** Opening EXERCISE DATA block **
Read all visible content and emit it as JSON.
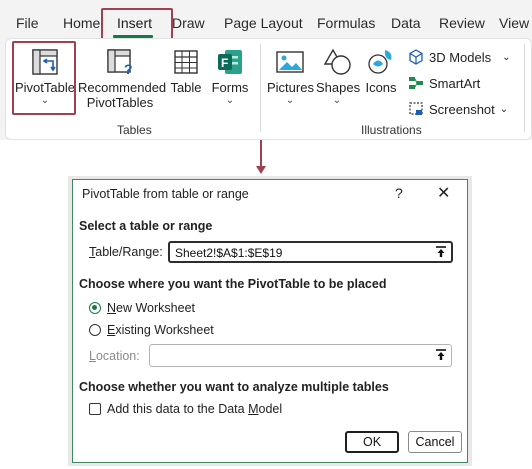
{
  "ribbon": {
    "tabs": [
      {
        "label": "File"
      },
      {
        "label": "Home"
      },
      {
        "label": "Insert"
      },
      {
        "label": "Draw"
      },
      {
        "label": "Page Layout"
      },
      {
        "label": "Formulas"
      },
      {
        "label": "Data"
      },
      {
        "label": "Review"
      },
      {
        "label": "View"
      }
    ],
    "active_tab": "Insert",
    "tables_group": {
      "label": "Tables",
      "pivot_label": "PivotTable",
      "recommended_line1": "Recommended",
      "recommended_line2": "PivotTables",
      "table_label": "Table",
      "forms_label": "Forms"
    },
    "illustrations_group": {
      "label": "Illustrations",
      "pictures_label": "Pictures",
      "shapes_label": "Shapes",
      "icons_label": "Icons",
      "models_label": "3D Models",
      "smartart_label": "SmartArt",
      "screenshot_label": "Screenshot"
    }
  },
  "dialog": {
    "title": "PivotTable from table or range",
    "help": "?",
    "close": "✕",
    "section_select": "Select a table or range",
    "range_label_u": "T",
    "range_label_rest": "able/Range:",
    "range_value": "Sheet2!$A$1:$E$19",
    "section_place": "Choose where you want the PivotTable to be placed",
    "new_ws_u": "N",
    "new_ws_rest": "ew Worksheet",
    "existing_ws_u": "E",
    "existing_ws_rest": "xisting Worksheet",
    "location_u": "L",
    "location_rest": "ocation:",
    "location_value": "",
    "selected_placement": "New Worksheet",
    "section_multiple": "Choose whether you want to analyze multiple tables",
    "data_model_pre": "Add this data to the Data ",
    "data_model_u": "M",
    "data_model_post": "odel",
    "data_model_checked": false,
    "ok_label": "OK",
    "cancel_label": "Cancel"
  },
  "colors": {
    "accent_green": "#117a46",
    "highlight": "#a04050",
    "dialog_border": "#3c8a5d"
  }
}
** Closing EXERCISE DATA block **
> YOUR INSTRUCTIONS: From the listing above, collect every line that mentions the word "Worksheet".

> EXERCISE RESULT:
    "new_ws_rest": "ew Worksheet",
    "existing_ws_rest": "xisting Worksheet",
    "selected_placement": "New Worksheet",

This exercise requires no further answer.